The Federal Reserve's bank stress test results showed banks are stronger but didn't detail all the risks to investors, Sheila Bair told CNBC Wednesday.
"It's good for the market to have that information" about individual banks and their ability to withstand a financial downturn but "analysts and investors should do their own due diligence. Our regulators are not infallible," said the former head of the Federal Deposit Insurance Corp....The fact is that the regulators are not infallible.
The fact is that without requiring banks to provide ultra transparency and disclose on an on-going basis their current asset, liability and off-balance sheet exposure details, analysts and investors do not have the data they need in order to do their own independent due diligence -- including running stress tests that are different than the Fed's.
The fact is that without ultra transparency, market participants are dependent on the Fed to properly assess the banks and to disclose all of the risks.
The fact is that when you combine the market participants dependence on the regulators' assessment and the fact that regulators are not infallible, you have a financial system that is prone to breaking down (see our current financial crisis).

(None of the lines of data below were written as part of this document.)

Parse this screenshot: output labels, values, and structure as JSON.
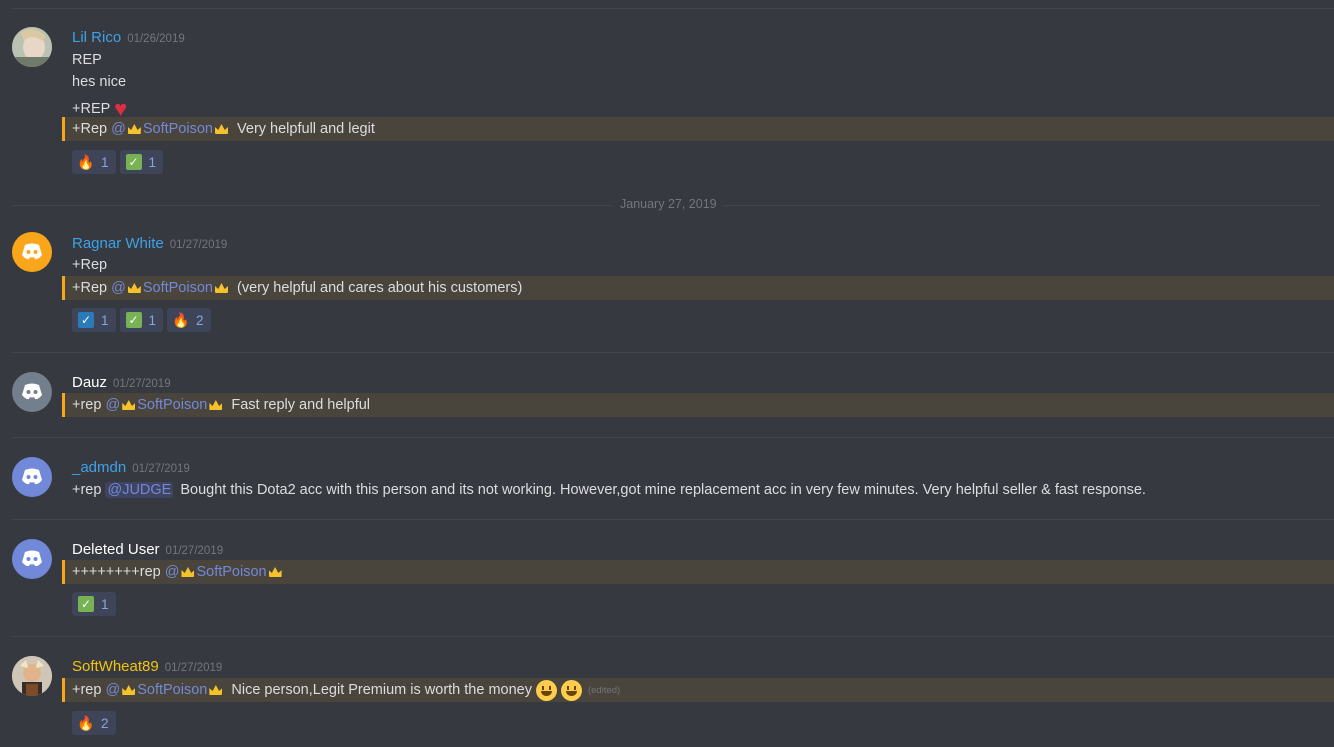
{
  "date_divider": "January 27, 2019",
  "messages": [
    {
      "username": "Lil Rico",
      "timestamp": "01/26/2019",
      "name_color": "#3ea2e8",
      "lines": [
        "REP",
        "hes nice",
        "+REP"
      ],
      "highlight": {
        "prefix": "+Rep",
        "mention": "@",
        "name": "SoftPoison",
        "suffix": "Very helpfull and legit"
      },
      "reactions": [
        {
          "emoji": "flame-icon",
          "count": "1"
        },
        {
          "emoji": "check-box-icon",
          "count": "1"
        }
      ]
    },
    {
      "username": "Ragnar White",
      "timestamp": "01/27/2019",
      "name_color": "#3ea2e8",
      "lines": [
        "+Rep"
      ],
      "highlight": {
        "prefix": "+Rep",
        "mention": "@",
        "name": "SoftPoison",
        "suffix": "(very helpful and cares about his customers)"
      },
      "reactions": [
        {
          "emoji": "blue-check-icon",
          "count": "1"
        },
        {
          "emoji": "check-box-icon",
          "count": "1"
        },
        {
          "emoji": "flame-icon",
          "count": "2"
        }
      ]
    },
    {
      "username": "Dauz",
      "timestamp": "01/27/2019",
      "name_color": "#ffffff",
      "highlight": {
        "prefix": "+rep",
        "mention": "@",
        "name": "SoftPoison",
        "suffix": "Fast reply and helpful"
      }
    },
    {
      "username": "_admdn",
      "timestamp": "01/27/2019",
      "name_color": "#3ea2e8",
      "line": {
        "prefix": "+rep",
        "mention": "@JUDGE",
        "suffix": "Bought this Dota2  acc with this person and its not working. However,got mine replacement acc in very few minutes. Very helpful seller & fast response."
      }
    },
    {
      "username": "Deleted User",
      "timestamp": "01/27/2019",
      "name_color": "#ffffff",
      "highlight": {
        "prefix": "++++++++rep",
        "mention": "@",
        "name": "SoftPoison",
        "suffix": ""
      },
      "reactions": [
        {
          "emoji": "check-box-icon",
          "count": "1"
        }
      ]
    },
    {
      "username": "SoftWheat89",
      "timestamp": "01/27/2019",
      "name_color": "#f1c40f",
      "highlight": {
        "prefix": "+rep",
        "mention": "@",
        "name": "SoftPoison",
        "suffix": "Nice person,Legit Premium is worth the money",
        "edited": "(edited)"
      },
      "reactions": [
        {
          "emoji": "flame-icon",
          "count": "2"
        }
      ]
    }
  ]
}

The fact is that when market participants are dependent on the regulators, it creates a moral obligation that the taxpayers will bailout bank depositors, bond holders and equity investors.
Bair said the Fed's assumptions on housing-related losses should be looked at very carefully, and that certain risks were not factored in such as liquidity risk and interest-rate risk — what would happen if the Federal Reserve raises interest rates again?...